It is vital that someone detox from Librium as soon as possible in order to avoid benzodiazepine withdrawal syndrome, but this is only the first step towards treatment.
The path to sobriety does not end at detox. In fact, failing to follow detox with any aftercare treatment or rehabilitation program essentially guarantees a quick relapse. This is especially true with Librium, as the protracted symptoms of cravings, depression, and anxiety cause many people to relapse.
Getting treatment, which can cover anything from individual therapy, support groups, or residential sober living, depending on the severity of a person’s addiction as well as what works best for them, will greatly increase the odds of avoiding relapse and remaining abstinent for years to come.
If you or someone you love has been suffering from a Librium dependency, Palm Beach Institute is here to provide the help, resources, and treatment needed to end substance abuse and start recovery.
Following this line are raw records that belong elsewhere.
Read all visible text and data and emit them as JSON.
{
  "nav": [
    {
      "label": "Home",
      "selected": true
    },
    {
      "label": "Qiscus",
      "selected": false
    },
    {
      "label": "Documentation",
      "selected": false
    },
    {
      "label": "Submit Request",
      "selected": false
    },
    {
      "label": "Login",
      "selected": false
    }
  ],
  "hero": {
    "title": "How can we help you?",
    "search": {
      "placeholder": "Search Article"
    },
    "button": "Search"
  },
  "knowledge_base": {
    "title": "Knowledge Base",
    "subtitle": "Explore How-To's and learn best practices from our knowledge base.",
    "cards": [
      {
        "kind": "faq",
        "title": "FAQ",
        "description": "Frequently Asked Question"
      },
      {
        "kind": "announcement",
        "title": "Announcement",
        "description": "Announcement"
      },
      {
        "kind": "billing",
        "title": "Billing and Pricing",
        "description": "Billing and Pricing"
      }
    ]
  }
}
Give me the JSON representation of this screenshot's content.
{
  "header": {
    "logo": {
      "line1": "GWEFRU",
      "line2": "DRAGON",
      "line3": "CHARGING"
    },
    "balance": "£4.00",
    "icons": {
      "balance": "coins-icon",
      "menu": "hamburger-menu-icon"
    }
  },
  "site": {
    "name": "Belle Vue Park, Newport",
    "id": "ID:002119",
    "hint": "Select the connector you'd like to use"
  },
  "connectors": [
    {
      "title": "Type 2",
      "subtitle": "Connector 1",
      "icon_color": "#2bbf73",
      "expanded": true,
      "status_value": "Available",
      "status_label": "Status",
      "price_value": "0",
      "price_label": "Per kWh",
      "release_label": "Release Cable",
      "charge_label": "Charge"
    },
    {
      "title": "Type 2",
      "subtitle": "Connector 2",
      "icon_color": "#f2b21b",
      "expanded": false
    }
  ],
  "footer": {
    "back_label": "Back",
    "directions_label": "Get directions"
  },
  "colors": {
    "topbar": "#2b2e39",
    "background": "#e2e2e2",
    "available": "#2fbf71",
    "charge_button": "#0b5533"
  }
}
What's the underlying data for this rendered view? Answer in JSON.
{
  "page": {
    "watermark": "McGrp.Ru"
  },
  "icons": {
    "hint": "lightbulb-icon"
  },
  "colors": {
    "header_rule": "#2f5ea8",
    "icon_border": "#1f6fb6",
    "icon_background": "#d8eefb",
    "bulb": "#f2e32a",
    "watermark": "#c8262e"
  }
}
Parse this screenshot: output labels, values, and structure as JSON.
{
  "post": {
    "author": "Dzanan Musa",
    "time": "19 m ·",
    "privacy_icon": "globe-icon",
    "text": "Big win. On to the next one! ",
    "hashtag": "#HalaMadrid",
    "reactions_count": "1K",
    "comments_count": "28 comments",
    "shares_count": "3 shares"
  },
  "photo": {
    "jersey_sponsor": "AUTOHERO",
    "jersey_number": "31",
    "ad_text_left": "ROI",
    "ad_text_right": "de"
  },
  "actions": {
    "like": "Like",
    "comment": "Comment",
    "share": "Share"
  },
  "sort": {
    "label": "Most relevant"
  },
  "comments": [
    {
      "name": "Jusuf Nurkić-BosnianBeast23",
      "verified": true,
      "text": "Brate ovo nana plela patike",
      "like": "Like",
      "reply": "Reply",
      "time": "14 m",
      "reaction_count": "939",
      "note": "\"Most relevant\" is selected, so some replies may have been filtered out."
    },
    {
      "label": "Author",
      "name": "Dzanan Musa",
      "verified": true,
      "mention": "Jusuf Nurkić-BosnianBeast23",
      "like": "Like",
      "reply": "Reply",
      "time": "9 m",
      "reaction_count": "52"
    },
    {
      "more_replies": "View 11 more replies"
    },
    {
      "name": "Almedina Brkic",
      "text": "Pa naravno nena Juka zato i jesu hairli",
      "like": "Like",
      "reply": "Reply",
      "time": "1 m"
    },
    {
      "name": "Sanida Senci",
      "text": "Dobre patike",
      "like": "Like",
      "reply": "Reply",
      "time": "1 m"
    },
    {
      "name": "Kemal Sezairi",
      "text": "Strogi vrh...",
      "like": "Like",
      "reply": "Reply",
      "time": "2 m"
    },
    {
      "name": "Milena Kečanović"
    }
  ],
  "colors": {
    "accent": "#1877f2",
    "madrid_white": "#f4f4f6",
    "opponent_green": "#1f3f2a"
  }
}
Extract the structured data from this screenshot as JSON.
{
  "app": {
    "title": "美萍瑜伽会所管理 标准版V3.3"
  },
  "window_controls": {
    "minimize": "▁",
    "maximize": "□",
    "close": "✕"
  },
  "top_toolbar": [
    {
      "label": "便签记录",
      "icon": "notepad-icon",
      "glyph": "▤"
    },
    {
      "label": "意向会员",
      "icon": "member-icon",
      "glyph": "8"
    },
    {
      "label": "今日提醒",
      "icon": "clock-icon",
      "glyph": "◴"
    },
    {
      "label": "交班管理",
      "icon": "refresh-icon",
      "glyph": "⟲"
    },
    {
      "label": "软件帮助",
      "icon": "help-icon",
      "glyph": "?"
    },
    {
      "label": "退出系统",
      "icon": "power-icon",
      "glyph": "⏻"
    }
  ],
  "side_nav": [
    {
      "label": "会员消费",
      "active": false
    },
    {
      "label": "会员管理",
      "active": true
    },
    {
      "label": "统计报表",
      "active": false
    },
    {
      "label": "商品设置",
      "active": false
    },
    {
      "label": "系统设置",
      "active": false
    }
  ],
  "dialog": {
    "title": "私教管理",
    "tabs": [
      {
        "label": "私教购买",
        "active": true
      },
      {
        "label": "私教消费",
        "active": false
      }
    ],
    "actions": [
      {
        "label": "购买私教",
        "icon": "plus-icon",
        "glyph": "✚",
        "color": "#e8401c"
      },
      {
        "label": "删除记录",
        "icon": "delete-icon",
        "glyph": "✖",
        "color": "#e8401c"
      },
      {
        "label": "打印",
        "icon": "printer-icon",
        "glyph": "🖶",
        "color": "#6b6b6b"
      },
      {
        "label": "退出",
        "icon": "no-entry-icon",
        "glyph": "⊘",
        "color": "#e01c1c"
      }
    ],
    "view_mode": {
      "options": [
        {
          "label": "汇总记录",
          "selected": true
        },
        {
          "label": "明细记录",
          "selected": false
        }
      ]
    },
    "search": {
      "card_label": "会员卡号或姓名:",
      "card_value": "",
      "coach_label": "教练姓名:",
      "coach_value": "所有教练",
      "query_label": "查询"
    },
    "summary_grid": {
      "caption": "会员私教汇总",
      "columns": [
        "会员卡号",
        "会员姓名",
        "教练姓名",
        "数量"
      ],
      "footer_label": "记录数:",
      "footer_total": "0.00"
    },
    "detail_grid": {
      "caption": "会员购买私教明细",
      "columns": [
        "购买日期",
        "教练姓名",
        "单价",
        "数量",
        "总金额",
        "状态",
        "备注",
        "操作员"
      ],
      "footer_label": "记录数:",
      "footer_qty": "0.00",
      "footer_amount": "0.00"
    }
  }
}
Call us today at (855) 960-5456 for more information, or contact us online.